Meet TOBi. He’s a Nigerian-Canadian artist whose silver-tongued vocals tend to the butterflies gathering in our stomachs. “Sweet Poison” is the track for his newest visual. TOBi presents the distortion of reality when we blindly satiate our deep desires. For the concept of the song, he gathered inspiration from Sigmund Freud’s repetition compulsion theory. This is when a person endlessly repeats patterns of behavior that were difficult or distressing earlier in life. “Sweet Poison” details this theory at work in TOBi’s life.
Hurts so good.
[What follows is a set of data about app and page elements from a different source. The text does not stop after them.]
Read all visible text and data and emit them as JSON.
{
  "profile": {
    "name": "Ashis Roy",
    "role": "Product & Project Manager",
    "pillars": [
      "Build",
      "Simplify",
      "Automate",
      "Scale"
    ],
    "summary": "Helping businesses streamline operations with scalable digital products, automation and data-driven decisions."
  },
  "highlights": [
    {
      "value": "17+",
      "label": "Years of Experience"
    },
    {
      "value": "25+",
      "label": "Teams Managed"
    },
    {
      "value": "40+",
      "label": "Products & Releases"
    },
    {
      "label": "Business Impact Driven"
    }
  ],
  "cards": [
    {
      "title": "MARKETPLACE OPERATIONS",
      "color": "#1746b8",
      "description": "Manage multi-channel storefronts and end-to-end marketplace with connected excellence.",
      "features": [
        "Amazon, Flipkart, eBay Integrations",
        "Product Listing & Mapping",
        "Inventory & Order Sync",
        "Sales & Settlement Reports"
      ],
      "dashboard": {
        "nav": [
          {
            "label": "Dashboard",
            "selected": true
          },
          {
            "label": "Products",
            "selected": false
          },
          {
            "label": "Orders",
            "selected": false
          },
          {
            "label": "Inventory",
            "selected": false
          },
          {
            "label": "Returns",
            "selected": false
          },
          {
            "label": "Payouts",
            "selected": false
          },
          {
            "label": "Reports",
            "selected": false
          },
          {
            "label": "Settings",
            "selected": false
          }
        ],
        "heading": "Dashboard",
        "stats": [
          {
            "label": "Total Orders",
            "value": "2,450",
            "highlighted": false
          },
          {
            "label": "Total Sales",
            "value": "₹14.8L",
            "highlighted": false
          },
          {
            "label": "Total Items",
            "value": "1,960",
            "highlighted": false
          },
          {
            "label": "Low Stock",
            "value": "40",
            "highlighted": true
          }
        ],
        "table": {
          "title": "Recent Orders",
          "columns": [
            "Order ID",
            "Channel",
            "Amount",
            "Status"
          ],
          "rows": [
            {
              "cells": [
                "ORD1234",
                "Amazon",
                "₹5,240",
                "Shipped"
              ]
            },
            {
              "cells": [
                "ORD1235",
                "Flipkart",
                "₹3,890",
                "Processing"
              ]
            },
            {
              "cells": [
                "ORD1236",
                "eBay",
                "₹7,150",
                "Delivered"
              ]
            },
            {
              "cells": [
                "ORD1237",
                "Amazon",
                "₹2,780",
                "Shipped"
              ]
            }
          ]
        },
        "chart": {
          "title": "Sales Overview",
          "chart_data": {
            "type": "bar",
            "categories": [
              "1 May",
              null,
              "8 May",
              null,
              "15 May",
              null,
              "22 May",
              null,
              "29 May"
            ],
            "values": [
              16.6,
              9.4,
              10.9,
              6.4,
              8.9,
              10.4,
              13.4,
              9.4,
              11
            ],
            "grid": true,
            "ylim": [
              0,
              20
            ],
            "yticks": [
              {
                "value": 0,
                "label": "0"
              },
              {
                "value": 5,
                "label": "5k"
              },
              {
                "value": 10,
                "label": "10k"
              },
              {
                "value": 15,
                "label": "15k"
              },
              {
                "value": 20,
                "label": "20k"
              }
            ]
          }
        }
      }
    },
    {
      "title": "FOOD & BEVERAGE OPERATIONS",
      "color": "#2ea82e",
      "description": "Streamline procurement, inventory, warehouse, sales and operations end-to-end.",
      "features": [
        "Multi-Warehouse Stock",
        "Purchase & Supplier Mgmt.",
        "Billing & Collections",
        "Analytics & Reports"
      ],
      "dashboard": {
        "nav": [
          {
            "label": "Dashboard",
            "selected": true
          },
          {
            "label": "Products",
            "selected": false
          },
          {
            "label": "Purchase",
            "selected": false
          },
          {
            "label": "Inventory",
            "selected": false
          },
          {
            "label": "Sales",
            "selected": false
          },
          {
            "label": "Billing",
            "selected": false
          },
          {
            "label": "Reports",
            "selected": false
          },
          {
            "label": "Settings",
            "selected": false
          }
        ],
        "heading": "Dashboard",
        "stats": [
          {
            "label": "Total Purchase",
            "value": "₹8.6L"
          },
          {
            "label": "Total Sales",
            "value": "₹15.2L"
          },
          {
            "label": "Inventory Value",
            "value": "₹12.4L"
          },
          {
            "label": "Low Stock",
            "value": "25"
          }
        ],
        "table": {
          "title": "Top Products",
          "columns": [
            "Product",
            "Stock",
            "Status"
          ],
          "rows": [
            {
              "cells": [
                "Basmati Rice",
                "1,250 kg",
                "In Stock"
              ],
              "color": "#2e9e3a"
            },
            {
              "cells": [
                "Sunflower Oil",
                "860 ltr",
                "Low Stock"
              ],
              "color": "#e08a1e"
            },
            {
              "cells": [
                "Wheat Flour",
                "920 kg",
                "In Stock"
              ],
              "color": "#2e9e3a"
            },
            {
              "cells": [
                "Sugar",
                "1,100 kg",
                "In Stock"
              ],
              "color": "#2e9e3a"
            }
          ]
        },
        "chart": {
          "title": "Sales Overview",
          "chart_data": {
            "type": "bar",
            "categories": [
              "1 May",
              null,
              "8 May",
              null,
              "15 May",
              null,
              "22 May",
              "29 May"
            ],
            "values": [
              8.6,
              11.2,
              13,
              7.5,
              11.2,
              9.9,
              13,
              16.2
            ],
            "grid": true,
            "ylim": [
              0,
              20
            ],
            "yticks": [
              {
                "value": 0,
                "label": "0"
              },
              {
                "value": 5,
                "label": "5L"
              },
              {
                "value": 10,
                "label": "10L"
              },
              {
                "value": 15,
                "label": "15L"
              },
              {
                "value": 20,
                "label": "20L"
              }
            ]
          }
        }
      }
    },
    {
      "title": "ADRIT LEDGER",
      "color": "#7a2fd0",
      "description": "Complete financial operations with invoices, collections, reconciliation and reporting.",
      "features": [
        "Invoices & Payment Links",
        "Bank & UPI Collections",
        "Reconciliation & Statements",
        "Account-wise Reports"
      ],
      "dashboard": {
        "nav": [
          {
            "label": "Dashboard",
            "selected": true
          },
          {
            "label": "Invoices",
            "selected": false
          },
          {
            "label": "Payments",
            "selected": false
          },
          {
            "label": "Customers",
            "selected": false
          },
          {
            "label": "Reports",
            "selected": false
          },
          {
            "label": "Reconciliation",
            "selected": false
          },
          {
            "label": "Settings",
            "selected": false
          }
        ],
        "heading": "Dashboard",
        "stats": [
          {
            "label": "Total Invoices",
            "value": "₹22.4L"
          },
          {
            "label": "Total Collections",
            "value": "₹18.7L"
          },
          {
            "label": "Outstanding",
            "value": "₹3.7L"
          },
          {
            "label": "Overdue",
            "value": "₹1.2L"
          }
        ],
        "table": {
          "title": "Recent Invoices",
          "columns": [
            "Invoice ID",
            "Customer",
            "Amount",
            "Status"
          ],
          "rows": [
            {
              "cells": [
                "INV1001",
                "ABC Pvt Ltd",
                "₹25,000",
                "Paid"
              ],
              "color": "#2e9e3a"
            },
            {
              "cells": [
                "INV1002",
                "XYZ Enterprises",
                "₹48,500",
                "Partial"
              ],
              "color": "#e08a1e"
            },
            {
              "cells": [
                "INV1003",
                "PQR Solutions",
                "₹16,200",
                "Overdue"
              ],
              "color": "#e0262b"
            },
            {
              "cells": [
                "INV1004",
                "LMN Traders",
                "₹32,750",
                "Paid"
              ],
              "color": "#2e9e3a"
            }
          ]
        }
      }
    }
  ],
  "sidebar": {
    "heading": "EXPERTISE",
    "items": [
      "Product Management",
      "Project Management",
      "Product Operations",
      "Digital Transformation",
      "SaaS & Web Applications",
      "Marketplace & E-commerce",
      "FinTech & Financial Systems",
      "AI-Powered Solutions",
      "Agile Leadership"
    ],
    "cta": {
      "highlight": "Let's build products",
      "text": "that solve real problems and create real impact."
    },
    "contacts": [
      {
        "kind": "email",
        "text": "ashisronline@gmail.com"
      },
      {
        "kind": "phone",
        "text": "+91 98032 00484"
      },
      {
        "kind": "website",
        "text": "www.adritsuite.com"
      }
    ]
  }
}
The Ryan Charles Griffin directed video ignites the need to fulfill those desires.. Melting clocks and warping our sense of direction throughout are a tip of the hat to, surrealist, Salvador Dali. Rich hues of red, blue and green alternately illuminate each frame. TOBi reflects on his love life and the whirlwind it had become while still yearning for more. We’ve gotten access to a museum of misdirections, spectating in awe and hoping to receive the message.
“I try to be multidimensional and bridge the world of fantasy with reality to defy the limits.”TOBi
“Sweet Poison” producers Nate Smith and Nahum constructed an austere tune for us to dig into our feelings and take a few notes. A lo-fi melody is the backdrop for subtle hi-hats, delicate snares and a cat-like bass that reveals itself with no disruption of the other elements.
Watch the video for “Sweet Poison” below.